Summit7's goal is to raise over $1m in the next several years, in conjunction with their efforts to summit the seven tallest peaks on the world's seven continents.
Additionally, in conjunction with correcting its previously issued financial statements, the Company will file a Form 12b-25 with the SEC, extending the deadline for filing its Annual Report on Form 10-K for the fiscal year ended January 1, 2006 until April 17, 2006 and expects to file its Annual Report on Form 10-K within that time frame.
In conjunction with the MedLink EHR, MedLink incorporates scheduling, billing, reporting and scanning into one easy to use and efficient system with minimal up-front investment.
From now through December 31, 2005, any partner that sells three NS6300 or NS6400 units in conjunction with Microsoft's Windows Server System Midsize Business Promotion will receive four full days of ISA Server certification training.

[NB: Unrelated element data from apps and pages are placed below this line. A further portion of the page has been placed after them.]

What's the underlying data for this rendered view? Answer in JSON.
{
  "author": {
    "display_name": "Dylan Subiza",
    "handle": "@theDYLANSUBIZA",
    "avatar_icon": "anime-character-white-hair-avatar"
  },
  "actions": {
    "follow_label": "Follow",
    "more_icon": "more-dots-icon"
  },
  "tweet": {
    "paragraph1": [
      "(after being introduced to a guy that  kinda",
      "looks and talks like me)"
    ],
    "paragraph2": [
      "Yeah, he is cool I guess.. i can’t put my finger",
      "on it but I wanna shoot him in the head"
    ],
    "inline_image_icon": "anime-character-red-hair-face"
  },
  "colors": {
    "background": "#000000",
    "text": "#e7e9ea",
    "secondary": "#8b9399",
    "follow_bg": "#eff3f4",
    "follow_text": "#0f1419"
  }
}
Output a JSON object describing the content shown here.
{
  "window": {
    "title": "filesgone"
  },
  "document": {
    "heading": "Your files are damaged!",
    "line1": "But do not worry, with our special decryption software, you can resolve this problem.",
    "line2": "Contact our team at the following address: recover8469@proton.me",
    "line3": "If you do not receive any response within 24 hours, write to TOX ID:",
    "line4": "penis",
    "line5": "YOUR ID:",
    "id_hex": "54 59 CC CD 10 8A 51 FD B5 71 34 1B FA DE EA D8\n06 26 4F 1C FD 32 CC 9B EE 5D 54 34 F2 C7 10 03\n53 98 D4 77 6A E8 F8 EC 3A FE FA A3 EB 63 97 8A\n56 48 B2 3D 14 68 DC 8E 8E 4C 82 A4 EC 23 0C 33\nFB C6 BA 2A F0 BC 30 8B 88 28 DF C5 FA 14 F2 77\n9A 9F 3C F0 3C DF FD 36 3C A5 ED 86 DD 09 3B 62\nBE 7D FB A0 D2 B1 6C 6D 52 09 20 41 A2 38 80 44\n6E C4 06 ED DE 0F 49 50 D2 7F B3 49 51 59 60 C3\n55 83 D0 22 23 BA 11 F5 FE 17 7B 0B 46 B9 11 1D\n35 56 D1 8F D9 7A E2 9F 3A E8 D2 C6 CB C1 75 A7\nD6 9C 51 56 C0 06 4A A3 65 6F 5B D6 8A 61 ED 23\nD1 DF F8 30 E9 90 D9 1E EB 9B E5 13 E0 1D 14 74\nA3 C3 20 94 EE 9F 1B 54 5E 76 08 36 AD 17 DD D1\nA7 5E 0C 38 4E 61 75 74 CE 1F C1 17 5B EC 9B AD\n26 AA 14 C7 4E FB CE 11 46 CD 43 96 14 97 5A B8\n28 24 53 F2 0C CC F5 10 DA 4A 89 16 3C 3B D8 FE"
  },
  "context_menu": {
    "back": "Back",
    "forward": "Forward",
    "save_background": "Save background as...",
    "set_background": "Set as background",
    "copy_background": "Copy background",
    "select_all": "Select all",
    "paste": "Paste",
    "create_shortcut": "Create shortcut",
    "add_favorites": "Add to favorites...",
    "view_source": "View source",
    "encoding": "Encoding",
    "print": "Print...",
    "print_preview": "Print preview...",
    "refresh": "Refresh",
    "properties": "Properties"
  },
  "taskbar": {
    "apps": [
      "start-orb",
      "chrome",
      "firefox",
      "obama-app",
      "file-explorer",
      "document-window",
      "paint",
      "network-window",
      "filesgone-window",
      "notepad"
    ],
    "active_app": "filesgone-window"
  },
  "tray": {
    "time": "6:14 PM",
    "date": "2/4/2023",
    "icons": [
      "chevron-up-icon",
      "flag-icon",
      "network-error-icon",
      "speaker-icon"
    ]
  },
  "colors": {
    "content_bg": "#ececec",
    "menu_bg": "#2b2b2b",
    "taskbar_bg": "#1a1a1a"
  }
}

In conjunction with the metallurgical and delineation studies, engineering consultants have been appointed to begin detailed engineering studies of a floatation concentrator and associated tailings facility.
In addition, Able would receive a portion of revenue generated in conjunction with its primary petroleum supplier from the sale of petroleum products.
Clinical studies of ImaRx's lead product candidate, SonoLysis(TM), have demonstrated the power of nanobubbles in conjunction with ultrasound to break up blood clots.